“Northern NEF officials said they had been directed by the Navy to procure the barriers through the consulting firm instead of dealing directly with the manufacturer,” auditors wrote in a 2004 report. “We found documentary evidence that showed the consulting firm was the Navy’s ‘recommended’ contractor.”
P-Con, in turn, hired a company in England to manufacture the barriers and one in Northern Virginia to install them.
The former director of government programs for Northern, Dave Nelson, said in a recent interview that he did not know why NCIS selected his company or why his company was directed to hire P-Con.
“Northern played middleman,” Nelson said.
Northern stayed below the $3 million threshold when it sought payments for the work from the GSA, invoices show. Each individual payment was approved by NCIS and the GSA as though they were separate projects, even though the work was being done under one contract.
Federal contracting regulations prohibit splitting up payments to avoid competition limits.
“Almost all of the over $53 million in boat barrier harbor tasks we analyzed were split to avoid the competitive threshold,” GSA auditors wrote in their report.
Between September 2001 and February 2003, at least 30 invoices came in under the $3 million limit. Three examples:
· 55 boat barriers for $2.6 million on Sept. 28, 2001.
· 24 for $1.4 million on Oct. 1.
· 58 for $2.9 million on Oct. 12.
On May 9, 2002, three invoices came in for an identical amount — $2,956,762 each. On Feb. 14, 2003, six invoices came in for $2,678,813 apiece.
GSA officials later told auditors they “believed each order represented a discrete boat-barrier system installed at a discrete harbor, but this was clearly not the case.”

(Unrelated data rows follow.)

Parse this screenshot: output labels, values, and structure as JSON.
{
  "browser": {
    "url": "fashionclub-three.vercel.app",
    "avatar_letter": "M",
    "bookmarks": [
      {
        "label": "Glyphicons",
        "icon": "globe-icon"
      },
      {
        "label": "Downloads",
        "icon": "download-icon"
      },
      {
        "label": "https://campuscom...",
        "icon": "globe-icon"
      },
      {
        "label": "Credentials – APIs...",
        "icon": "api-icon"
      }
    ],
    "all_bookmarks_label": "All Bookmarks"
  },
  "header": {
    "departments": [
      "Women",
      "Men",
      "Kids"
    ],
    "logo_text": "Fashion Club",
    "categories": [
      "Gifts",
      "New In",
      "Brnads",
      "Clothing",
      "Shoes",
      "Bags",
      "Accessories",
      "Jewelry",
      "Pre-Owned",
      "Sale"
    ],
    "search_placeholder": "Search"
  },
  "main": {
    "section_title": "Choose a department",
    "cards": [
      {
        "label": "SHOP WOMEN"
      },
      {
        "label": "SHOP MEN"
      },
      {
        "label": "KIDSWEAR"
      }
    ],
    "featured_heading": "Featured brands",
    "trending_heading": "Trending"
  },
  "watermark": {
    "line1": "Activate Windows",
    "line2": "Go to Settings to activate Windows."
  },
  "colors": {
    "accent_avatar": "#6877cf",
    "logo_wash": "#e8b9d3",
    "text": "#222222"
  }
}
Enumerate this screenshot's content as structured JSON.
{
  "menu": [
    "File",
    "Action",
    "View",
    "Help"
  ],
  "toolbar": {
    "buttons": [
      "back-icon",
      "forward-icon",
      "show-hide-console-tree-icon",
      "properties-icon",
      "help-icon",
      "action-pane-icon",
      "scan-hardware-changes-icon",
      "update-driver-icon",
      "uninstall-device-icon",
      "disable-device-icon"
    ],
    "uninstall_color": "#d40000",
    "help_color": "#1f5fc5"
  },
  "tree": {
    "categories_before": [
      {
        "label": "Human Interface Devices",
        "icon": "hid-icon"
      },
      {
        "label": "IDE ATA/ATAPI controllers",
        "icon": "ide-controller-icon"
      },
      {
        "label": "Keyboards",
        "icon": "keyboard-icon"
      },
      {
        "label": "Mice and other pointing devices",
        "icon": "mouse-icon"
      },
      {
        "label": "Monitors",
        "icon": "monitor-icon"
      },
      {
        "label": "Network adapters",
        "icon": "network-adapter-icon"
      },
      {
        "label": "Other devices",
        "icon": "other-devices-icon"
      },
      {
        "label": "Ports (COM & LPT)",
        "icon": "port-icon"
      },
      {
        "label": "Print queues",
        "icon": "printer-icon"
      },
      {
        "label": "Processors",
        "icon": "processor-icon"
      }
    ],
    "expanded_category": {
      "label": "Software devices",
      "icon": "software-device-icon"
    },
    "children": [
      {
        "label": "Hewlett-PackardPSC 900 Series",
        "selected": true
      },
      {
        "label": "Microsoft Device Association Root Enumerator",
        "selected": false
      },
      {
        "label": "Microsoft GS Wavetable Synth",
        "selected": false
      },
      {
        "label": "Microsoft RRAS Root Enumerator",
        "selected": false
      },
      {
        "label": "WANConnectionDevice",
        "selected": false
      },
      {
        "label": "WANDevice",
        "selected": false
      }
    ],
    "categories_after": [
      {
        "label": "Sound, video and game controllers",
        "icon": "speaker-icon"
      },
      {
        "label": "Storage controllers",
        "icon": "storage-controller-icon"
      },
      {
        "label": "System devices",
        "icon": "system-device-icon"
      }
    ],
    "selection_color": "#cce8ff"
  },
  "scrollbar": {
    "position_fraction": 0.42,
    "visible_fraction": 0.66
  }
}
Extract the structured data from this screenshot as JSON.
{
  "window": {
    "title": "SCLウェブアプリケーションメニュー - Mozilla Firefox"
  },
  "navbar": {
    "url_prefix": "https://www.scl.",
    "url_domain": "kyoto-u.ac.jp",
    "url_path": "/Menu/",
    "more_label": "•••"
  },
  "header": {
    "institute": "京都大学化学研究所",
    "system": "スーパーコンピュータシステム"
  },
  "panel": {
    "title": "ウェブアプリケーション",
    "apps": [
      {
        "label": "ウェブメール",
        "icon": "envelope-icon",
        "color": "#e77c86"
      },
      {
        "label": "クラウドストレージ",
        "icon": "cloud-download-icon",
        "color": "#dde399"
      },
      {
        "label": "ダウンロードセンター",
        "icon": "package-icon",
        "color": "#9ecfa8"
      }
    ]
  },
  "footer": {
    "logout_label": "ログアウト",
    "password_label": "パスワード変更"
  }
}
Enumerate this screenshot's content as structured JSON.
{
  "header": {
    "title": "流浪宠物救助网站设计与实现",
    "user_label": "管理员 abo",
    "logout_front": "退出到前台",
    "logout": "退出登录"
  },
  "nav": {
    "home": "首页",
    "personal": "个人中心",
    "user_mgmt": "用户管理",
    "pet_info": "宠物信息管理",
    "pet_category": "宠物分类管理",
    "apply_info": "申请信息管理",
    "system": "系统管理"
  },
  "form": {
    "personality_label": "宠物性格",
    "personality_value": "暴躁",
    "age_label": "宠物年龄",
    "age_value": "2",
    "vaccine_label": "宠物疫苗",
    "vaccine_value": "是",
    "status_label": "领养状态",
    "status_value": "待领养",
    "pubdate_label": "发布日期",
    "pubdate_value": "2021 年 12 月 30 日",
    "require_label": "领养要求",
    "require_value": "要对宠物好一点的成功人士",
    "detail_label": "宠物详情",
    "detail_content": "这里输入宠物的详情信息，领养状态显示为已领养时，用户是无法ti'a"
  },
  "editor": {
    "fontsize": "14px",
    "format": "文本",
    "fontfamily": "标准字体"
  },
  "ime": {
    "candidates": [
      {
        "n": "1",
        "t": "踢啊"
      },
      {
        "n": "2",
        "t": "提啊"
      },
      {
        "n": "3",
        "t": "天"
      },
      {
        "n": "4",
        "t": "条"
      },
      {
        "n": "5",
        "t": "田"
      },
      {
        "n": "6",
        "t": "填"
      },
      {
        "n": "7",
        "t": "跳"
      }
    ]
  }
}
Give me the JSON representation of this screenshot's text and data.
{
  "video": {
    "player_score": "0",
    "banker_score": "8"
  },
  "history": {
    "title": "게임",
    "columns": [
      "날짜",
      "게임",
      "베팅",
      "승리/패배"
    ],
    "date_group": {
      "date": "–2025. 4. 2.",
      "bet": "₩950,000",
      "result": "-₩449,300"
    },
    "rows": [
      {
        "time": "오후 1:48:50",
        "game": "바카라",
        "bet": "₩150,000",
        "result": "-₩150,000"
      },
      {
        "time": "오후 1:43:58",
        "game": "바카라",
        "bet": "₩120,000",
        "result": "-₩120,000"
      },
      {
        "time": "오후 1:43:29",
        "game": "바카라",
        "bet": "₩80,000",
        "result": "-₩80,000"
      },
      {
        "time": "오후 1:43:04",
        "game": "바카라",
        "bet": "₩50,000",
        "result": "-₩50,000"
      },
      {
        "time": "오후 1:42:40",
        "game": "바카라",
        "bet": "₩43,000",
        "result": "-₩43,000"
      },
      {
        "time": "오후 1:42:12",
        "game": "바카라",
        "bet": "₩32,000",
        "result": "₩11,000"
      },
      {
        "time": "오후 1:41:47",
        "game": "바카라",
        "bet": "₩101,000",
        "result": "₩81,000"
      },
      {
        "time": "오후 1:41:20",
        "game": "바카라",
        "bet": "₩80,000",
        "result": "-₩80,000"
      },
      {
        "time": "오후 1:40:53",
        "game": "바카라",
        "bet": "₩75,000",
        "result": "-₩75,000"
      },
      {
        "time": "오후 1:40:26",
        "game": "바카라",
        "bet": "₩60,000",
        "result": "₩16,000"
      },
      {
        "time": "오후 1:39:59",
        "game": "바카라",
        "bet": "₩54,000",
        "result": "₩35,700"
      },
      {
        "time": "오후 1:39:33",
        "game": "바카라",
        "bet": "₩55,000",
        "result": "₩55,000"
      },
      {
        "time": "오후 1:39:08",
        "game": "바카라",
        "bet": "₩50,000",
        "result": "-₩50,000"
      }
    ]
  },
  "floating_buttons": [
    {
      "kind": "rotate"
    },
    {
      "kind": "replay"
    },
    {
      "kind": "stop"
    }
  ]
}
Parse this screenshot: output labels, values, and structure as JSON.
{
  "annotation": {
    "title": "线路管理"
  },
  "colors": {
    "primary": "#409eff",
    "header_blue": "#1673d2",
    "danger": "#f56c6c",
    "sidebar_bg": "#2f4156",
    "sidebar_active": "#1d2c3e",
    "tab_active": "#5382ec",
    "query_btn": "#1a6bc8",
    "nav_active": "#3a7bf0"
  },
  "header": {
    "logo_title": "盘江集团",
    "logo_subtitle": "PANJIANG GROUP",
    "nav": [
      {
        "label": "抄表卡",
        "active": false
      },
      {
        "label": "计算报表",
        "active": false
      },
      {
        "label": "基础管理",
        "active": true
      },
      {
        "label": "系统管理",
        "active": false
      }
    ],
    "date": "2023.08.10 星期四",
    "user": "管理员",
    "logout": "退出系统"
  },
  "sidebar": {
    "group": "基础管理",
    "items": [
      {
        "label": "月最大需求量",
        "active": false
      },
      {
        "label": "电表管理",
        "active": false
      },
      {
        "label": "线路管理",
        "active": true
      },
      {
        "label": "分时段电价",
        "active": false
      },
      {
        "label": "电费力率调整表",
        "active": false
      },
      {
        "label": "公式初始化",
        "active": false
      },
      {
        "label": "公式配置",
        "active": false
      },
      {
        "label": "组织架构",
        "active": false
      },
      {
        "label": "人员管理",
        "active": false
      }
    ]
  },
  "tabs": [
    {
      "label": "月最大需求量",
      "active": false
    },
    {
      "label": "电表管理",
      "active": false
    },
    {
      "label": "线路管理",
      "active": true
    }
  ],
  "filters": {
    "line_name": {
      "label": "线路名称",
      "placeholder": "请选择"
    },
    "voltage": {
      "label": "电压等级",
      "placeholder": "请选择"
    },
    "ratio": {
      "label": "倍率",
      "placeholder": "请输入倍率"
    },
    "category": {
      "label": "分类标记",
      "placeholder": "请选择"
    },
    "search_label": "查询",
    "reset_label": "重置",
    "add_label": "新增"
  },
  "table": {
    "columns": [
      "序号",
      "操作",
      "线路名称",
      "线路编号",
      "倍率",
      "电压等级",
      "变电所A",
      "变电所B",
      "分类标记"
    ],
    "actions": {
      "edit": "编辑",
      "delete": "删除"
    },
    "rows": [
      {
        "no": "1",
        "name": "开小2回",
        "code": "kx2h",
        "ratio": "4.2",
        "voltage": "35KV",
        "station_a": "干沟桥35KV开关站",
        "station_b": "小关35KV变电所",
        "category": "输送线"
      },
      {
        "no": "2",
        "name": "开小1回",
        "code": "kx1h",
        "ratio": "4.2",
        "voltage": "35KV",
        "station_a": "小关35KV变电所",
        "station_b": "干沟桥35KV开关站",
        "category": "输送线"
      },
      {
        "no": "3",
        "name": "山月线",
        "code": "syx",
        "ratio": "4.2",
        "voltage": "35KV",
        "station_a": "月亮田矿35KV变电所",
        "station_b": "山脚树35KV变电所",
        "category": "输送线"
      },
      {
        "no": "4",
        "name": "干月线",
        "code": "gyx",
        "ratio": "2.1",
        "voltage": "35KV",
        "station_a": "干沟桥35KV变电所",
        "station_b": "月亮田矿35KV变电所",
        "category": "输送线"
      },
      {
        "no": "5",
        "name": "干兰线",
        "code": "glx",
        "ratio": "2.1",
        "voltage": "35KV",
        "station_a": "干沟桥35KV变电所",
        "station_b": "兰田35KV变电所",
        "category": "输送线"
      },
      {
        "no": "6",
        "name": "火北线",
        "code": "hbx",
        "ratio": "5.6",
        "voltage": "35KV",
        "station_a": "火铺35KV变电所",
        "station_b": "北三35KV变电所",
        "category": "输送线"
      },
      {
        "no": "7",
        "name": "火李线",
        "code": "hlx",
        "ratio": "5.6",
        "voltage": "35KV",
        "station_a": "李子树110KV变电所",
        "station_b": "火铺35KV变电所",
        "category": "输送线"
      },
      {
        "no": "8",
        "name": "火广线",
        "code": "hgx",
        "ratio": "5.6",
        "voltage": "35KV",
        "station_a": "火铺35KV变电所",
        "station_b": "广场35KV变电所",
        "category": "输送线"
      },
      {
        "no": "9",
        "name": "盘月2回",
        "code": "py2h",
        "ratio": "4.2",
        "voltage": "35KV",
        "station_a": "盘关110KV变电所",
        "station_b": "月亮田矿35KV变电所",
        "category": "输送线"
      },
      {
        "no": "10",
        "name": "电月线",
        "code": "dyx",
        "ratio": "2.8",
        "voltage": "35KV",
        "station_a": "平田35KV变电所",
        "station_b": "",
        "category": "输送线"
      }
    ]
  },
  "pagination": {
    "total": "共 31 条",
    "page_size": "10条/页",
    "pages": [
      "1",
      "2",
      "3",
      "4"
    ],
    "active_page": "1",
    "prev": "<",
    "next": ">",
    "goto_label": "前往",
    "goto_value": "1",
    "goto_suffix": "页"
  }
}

Nelson said Northern officials knew the project was being structured to stay beneath the $3 million cap. But he said company officials believed that it was being done properly by NCIS and GSA in the interests of speed and national security.
“It was pretty obvious what they were doing,” said Nelson, who is now at another company. “We figured somebody who was in authority knew what they were doing. We didn’t go out and try to win this work. It just came our way.”
At each step in the process, Northern and P-Con received a percentage of the proceeds from the project.
For example, the base cost for each boat barrier was supposed to be $45,250. Northern charged a 4.8 percent fee for “acting as GSA’s order administrator,” the auditors said. P-Con charged a 7.5 percent on all expenses as a “Consultant Markup.” The final cost to taxpayers for each boat barrier was $50,978.65, auditors estimated.
Even larger markups took place for the installation of the barriers and the buoys to hold them in place, documents show. The base cost for each buoy was supposed to be $31,000. The company responsible for installing the barriers added a 9.8 percent administrative fee and another unspecified 20 percent fee. Company officials told auditors the fees were the standard industry markup.
Northern charged another 5 percent fee. The final cost to taxpayers for each buoy was $42,825.68, documents show.
“Millions of dollars were wasted by compensating the contractors for doing little more than placing orders with other favored contractors to do the actual work,” the auditors said.